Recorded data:
==============================
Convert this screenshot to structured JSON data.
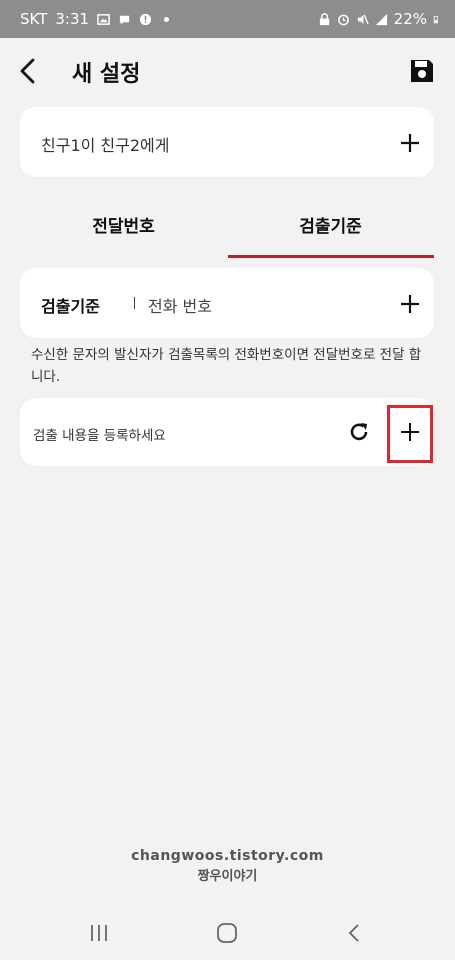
{
  "status_bar": {
    "carrier": "SKT",
    "time": "3:31",
    "battery": "22%",
    "icons": [
      "image-icon",
      "message-icon",
      "alert-icon",
      "dot-icon",
      "lock-icon",
      "alarm-icon",
      "mute-icon",
      "signal-icon",
      "battery-icon"
    ]
  },
  "header": {
    "title": "새 설정",
    "back_icon": "chevron-left-icon",
    "save_icon": "save-icon"
  },
  "recipient": {
    "label": "친구1이 친구2에게",
    "add_icon": "plus-icon"
  },
  "tabs": [
    {
      "label": "전달번호",
      "selected": false
    },
    {
      "label": "검출기준",
      "selected": true
    }
  ],
  "criteria": {
    "label": "검출기준",
    "value": "전화 번호",
    "add_icon": "plus-icon"
  },
  "description": "수신한 문자의 발신자가 검출목록의 전화번호이면 전달번호로 전달 합니다.",
  "entry": {
    "placeholder": "검출 내용을 등록하세요",
    "refresh_icon": "refresh-icon",
    "add_icon": "plus-icon"
  },
  "watermark": {
    "line1": "changwoos.tistory.com",
    "line2": "짱우이야기"
  },
  "nav": {
    "icons": [
      "recent-apps-icon",
      "home-icon",
      "back-icon"
    ]
  },
  "colors": {
    "accent": "#b3262c",
    "highlight": "#e0272f",
    "background": "#f2f2f2",
    "status_bar": "#8d8d8d"
  }
}
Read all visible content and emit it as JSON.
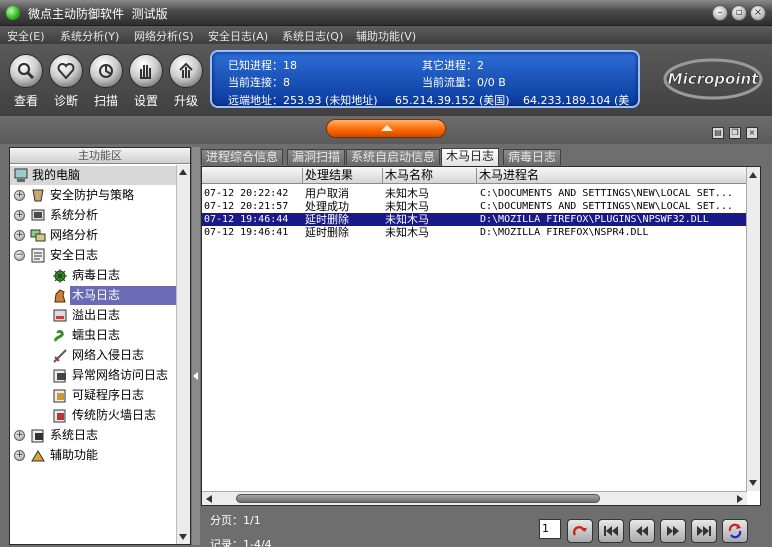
{
  "window": {
    "title": "微点主动防御软件  测试版"
  },
  "menu": {
    "items": [
      "安全(E)",
      "系统分析(Y)",
      "网络分析(S)",
      "安全日志(A)",
      "系统日志(Q)",
      "辅助功能(V)"
    ]
  },
  "toolbar": {
    "buttons": [
      "查看",
      "诊断",
      "扫描",
      "设置",
      "升级"
    ]
  },
  "status": {
    "known_process_label": "已知进程：18",
    "other_process_label": "其它进程：2",
    "current_conn_label": "当前连接：8",
    "current_traffic_label": "当前流量：0/0 B",
    "remote_addr_label": "远端地址：253.93 (未知地址)",
    "remote_addr_2": "65.214.39.152 (美国)",
    "remote_addr_3": "64.233.189.104 (美"
  },
  "brand": {
    "name": "Micropoint"
  },
  "left_panel": {
    "header": "主功能区",
    "tree": [
      {
        "label": "我的电脑",
        "icon": "computer-icon"
      },
      {
        "label": "安全防护与策略",
        "icon": "shield-policy-icon"
      },
      {
        "label": "系统分析",
        "icon": "system-analysis-icon"
      },
      {
        "label": "网络分析",
        "icon": "network-analysis-icon"
      },
      {
        "label": "安全日志",
        "icon": "security-log-icon"
      },
      {
        "label": "病毒日志",
        "icon": "virus-icon"
      },
      {
        "label": "木马日志",
        "icon": "trojan-horse-icon"
      },
      {
        "label": "溢出日志",
        "icon": "overflow-icon"
      },
      {
        "label": "蠕虫日志",
        "icon": "worm-icon"
      },
      {
        "label": "网络入侵日志",
        "icon": "sword-icon"
      },
      {
        "label": "异常网络访问日志",
        "icon": "network-log-icon"
      },
      {
        "label": "可疑程序日志",
        "icon": "suspicious-program-icon"
      },
      {
        "label": "传统防火墙日志",
        "icon": "firewall-icon"
      },
      {
        "label": "系统日志",
        "icon": "system-log-icon"
      },
      {
        "label": "辅助功能",
        "icon": "auxiliary-icon"
      }
    ]
  },
  "tabs": [
    "进程综合信息",
    "漏洞扫描",
    "系统自启动信息",
    "木马日志",
    "病毒日志"
  ],
  "active_tab": "木马日志",
  "table": {
    "columns": [
      "",
      "处理结果",
      "木马名称",
      "木马进程名"
    ],
    "rows": [
      {
        "time": "07-12 20:22:42",
        "result": "用户取消",
        "name": "未知木马",
        "process": "C:\\DOCUMENTS AND SETTINGS\\NEW\\LOCAL SET..."
      },
      {
        "time": "07-12 20:21:57",
        "result": "处理成功",
        "name": "未知木马",
        "process": "C:\\DOCUMENTS AND SETTINGS\\NEW\\LOCAL SET..."
      },
      {
        "time": "07-12 19:46:44",
        "result": "延时删除",
        "name": "未知木马",
        "process": "D:\\MOZILLA FIREFOX\\PLUGINS\\NPSWF32.DLL"
      },
      {
        "time": "07-12 19:46:41",
        "result": "延时删除",
        "name": "未知木马",
        "process": "D:\\MOZILLA FIREFOX\\NSPR4.DLL"
      }
    ]
  },
  "footer": {
    "page_label": "分页：1/1",
    "record_label": "记录：1-4/4",
    "page_value": "1"
  }
}
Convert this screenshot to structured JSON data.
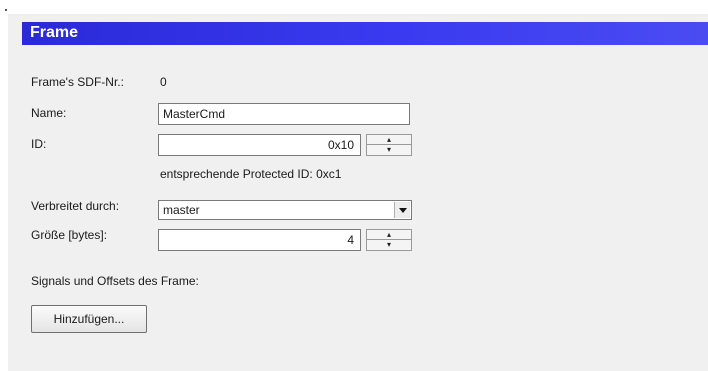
{
  "frame": {
    "title": "Frame",
    "sdf_label": "Frame's SDF-Nr.:",
    "sdf_value": "0",
    "name_label": "Name:",
    "name_value": "MasterCmd",
    "id_label": "ID:",
    "id_value": "0x10",
    "protected_id_text": "entsprechende Protected ID: 0xc1",
    "distributed_label": "Verbreitet durch:",
    "distributed_value": "master",
    "size_label": "Größe [bytes]:",
    "size_value": "4",
    "signals_label": "Signals und Offsets des Frame:",
    "add_button_label": "Hinzufügen..."
  },
  "icons": {
    "spinner_up": "spin-up-arrow",
    "spinner_down": "spin-down-arrow",
    "dropdown": "chevron-down-icon"
  },
  "colors": {
    "title_bar": "#2a2ad8",
    "panel_bg": "#f0f0f0"
  }
}
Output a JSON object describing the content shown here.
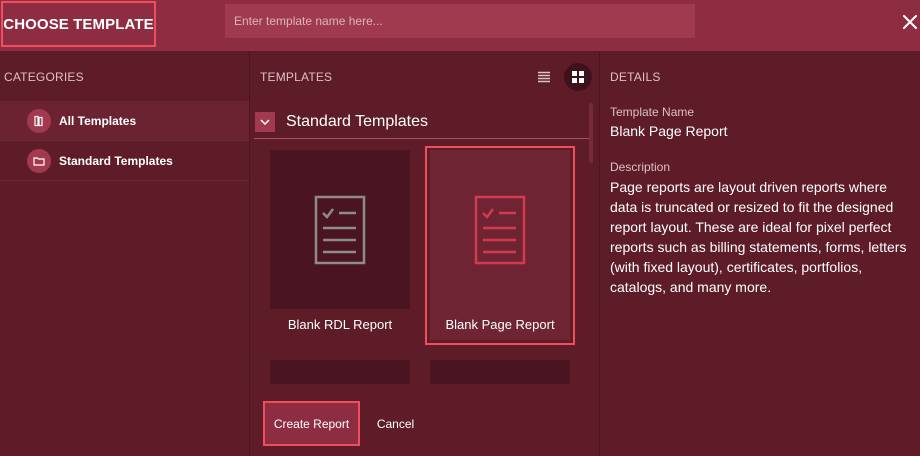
{
  "header": {
    "title": "CHOOSE TEMPLATE",
    "search_placeholder": "Enter template name here...",
    "close_glyph": "✕"
  },
  "categories": {
    "heading": "CATEGORIES",
    "items": [
      {
        "label": "All Templates",
        "icon": "book-icon",
        "active": true
      },
      {
        "label": "Standard Templates",
        "icon": "folder-icon",
        "active": false
      }
    ]
  },
  "templates": {
    "heading": "TEMPLATES",
    "view_modes": [
      {
        "name": "list-view-icon",
        "active": false
      },
      {
        "name": "grid-view-icon",
        "active": true
      }
    ],
    "group": {
      "title": "Standard Templates",
      "cards": [
        {
          "label": "Blank RDL Report",
          "selected": false
        },
        {
          "label": "Blank Page Report",
          "selected": true
        }
      ]
    },
    "create_label": "Create Report",
    "cancel_label": "Cancel"
  },
  "details": {
    "heading": "DETAILS",
    "name_label": "Template Name",
    "name_value": "Blank Page Report",
    "desc_label": "Description",
    "desc_value": "Page reports are layout driven reports where data is truncated or resized to fit the designed report layout. These are ideal for pixel perfect reports such as billing statements, forms, letters (with fixed layout), certificates, portfolios, catalogs, and many more."
  },
  "colors": {
    "background": "#5e1c29",
    "header": "#8e2d41",
    "accent_border": "#f04e5d",
    "icon_grey": "#8c8c8c",
    "icon_red": "#d33a4f"
  }
}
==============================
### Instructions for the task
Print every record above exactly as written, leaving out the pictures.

### Result for this task
Convert this screenshot to structured JSON data.
{
  "status_bar": {
    "carrier": "SKT",
    "time": "3:31",
    "battery": "22%",
    "icons": [
      "image-icon",
      "message-icon",
      "alert-icon",
      "dot-icon",
      "lock-icon",
      "alarm-icon",
      "mute-icon",
      "signal-icon",
      "battery-icon"
    ]
  },
  "header": {
    "title": "새 설정",
    "back_icon": "chevron-left-icon",
    "save_icon": "save-icon"
  },
  "recipient": {
    "label": "친구1이 친구2에게",
    "add_icon": "plus-icon"
  },
  "tabs": [
    {
      "label": "전달번호",
      "selected": false
    },
    {
      "label": "검출기준",
      "selected": true
    }
  ],
  "criteria": {
    "label": "검출기준",
    "value": "전화 번호",
    "add_icon": "plus-icon"
  },
  "description": "수신한 문자의 발신자가 검출목록의 전화번호이면 전달번호로 전달 합니다.",
  "entry": {
    "placeholder": "검출 내용을 등록하세요",
    "refresh_icon": "refresh-icon",
    "add_icon": "plus-icon"
  },
  "watermark": {
    "line1": "changwoos.tistory.com",
    "line2": "짱우이야기"
  },
  "nav": {
    "icons": [
      "recent-apps-icon",
      "home-icon",
      "back-icon"
    ]
  },
  "colors": {
    "accent": "#b3262c",
    "highlight": "#e0272f",
    "background": "#f2f2f2",
    "status_bar": "#8d8d8d"
  }
}
Read all visible content and emit it as JSON.
{
  "window": {
    "title": "微点主动防御软件  测试版"
  },
  "menu": {
    "items": [
      "安全(E)",
      "系统分析(Y)",
      "网络分析(S)",
      "安全日志(A)",
      "系统日志(Q)",
      "辅助功能(V)"
    ]
  },
  "toolbar": {
    "buttons": [
      "查看",
      "诊断",
      "扫描",
      "设置",
      "升级"
    ]
  },
  "status": {
    "known_process_label": "已知进程：18",
    "other_process_label": "其它进程：2",
    "current_conn_label": "当前连接：8",
    "current_traffic_label": "当前流量：0/0 B",
    "remote_addr_label": "远端地址：253.93 (未知地址)",
    "remote_addr_2": "65.214.39.152 (美国)",
    "remote_addr_3": "64.233.189.104 (美"
  },
  "brand": {
    "name": "Micropoint"
  },
  "left_panel": {
    "header": "主功能区",
    "tree": [
      {
        "label": "我的电脑",
        "icon": "computer-icon"
      },
      {
        "label": "安全防护与策略",
        "icon": "shield-policy-icon"
      },
      {
        "label": "系统分析",
        "icon": "system-analysis-icon"
      },
      {
        "label": "网络分析",
        "icon": "network-analysis-icon"
      },
      {
        "label": "安全日志",
        "icon": "security-log-icon"
      },
      {
        "label": "病毒日志",
        "icon": "virus-icon"
      },
      {
        "label": "木马日志",
        "icon": "trojan-horse-icon"
      },
      {
        "label": "溢出日志",
        "icon": "overflow-icon"
      },
      {
        "label": "蠕虫日志",
        "icon": "worm-icon"
      },
      {
        "label": "网络入侵日志",
        "icon": "sword-icon"
      },
      {
        "label": "异常网络访问日志",
        "icon": "network-log-icon"
      },
      {
        "label": "可疑程序日志",
        "icon": "suspicious-program-icon"
      },
      {
        "label": "传统防火墙日志",
        "icon": "firewall-icon"
      },
      {
        "label": "系统日志",
        "icon": "system-log-icon"
      },
      {
        "label": "辅助功能",
        "icon": "auxiliary-icon"
      }
    ]
  },
  "tabs": [
    "进程综合信息",
    "漏洞扫描",
    "系统自启动信息",
    "木马日志",
    "病毒日志"
  ],
  "active_tab": "木马日志",
  "table": {
    "columns": [
      "",
      "处理结果",
      "木马名称",
      "木马进程名"
    ],
    "rows": [
      {
        "time": "07-12 20:22:42",
        "result": "用户取消",
        "name": "未知木马",
        "process": "C:\\DOCUMENTS AND SETTINGS\\NEW\\LOCAL SET..."
      },
      {
        "time": "07-12 20:21:57",
        "result": "处理成功",
        "name": "未知木马",
        "process": "C:\\DOCUMENTS AND SETTINGS\\NEW\\LOCAL SET..."
      },
      {
        "time": "07-12 19:46:44",
        "result": "延时删除",
        "name": "未知木马",
        "process": "D:\\MOZILLA FIREFOX\\PLUGINS\\NPSWF32.DLL"
      },
      {
        "time": "07-12 19:46:41",
        "result": "延时删除",
        "name": "未知木马",
        "process": "D:\\MOZILLA FIREFOX\\NSPR4.DLL"
      }
    ]
  },
  "footer": {
    "page_label": "分页：1/1",
    "record_label": "记录：1-4/4",
    "page_value": "1"
  }
}
Convert this screenshot to structured JSON data.
{
  "frame": {
    "title": "Frame",
    "sdf_label": "Frame's SDF-Nr.:",
    "sdf_value": "0",
    "name_label": "Name:",
    "name_value": "MasterCmd",
    "id_label": "ID:",
    "id_value": "0x10",
    "protected_id_text": "entsprechende Protected ID: 0xc1",
    "distributed_label": "Verbreitet durch:",
    "distributed_value": "master",
    "size_label": "Größe [bytes]:",
    "size_value": "4",
    "signals_label": "Signals und Offsets des Frame:",
    "add_button_label": "Hinzufügen..."
  },
  "icons": {
    "spinner_up": "spin-up-arrow",
    "spinner_down": "spin-down-arrow",
    "dropdown": "chevron-down-icon"
  },
  "colors": {
    "title_bar": "#2a2ad8",
    "panel_bg": "#f0f0f0"
  }
}
Output a JSON object describing the content shown here.
{
  "header": {
    "title": "CHOOSE TEMPLATE",
    "search_placeholder": "Enter template name here...",
    "close_glyph": "✕"
  },
  "categories": {
    "heading": "CATEGORIES",
    "items": [
      {
        "label": "All Templates",
        "icon": "book-icon",
        "active": true
      },
      {
        "label": "Standard Templates",
        "icon": "folder-icon",
        "active": false
      }
    ]
  },
  "templates": {
    "heading": "TEMPLATES",
    "view_modes": [
      {
        "name": "list-view-icon",
        "active": false
      },
      {
        "name": "grid-view-icon",
        "active": true
      }
    ],
    "group": {
      "title": "Standard Templates",
      "cards": [
        {
          "label": "Blank RDL Report",
          "selected": false
        },
        {
          "label": "Blank Page Report",
          "selected": true
        }
      ]
    },
    "create_label": "Create Report",
    "cancel_label": "Cancel"
  },
  "details": {
    "heading": "DETAILS",
    "name_label": "Template Name",
    "name_value": "Blank Page Report",
    "desc_label": "Description",
    "desc_value": "Page reports are layout driven reports where data is truncated or resized to fit the designed report layout. These are ideal for pixel perfect reports such as billing statements, forms, letters (with fixed layout), certificates, portfolios, catalogs, and many more."
  },
  "colors": {
    "background": "#5e1c29",
    "header": "#8e2d41",
    "accent_border": "#f04e5d",
    "icon_grey": "#8c8c8c",
    "icon_red": "#d33a4f"
  }
}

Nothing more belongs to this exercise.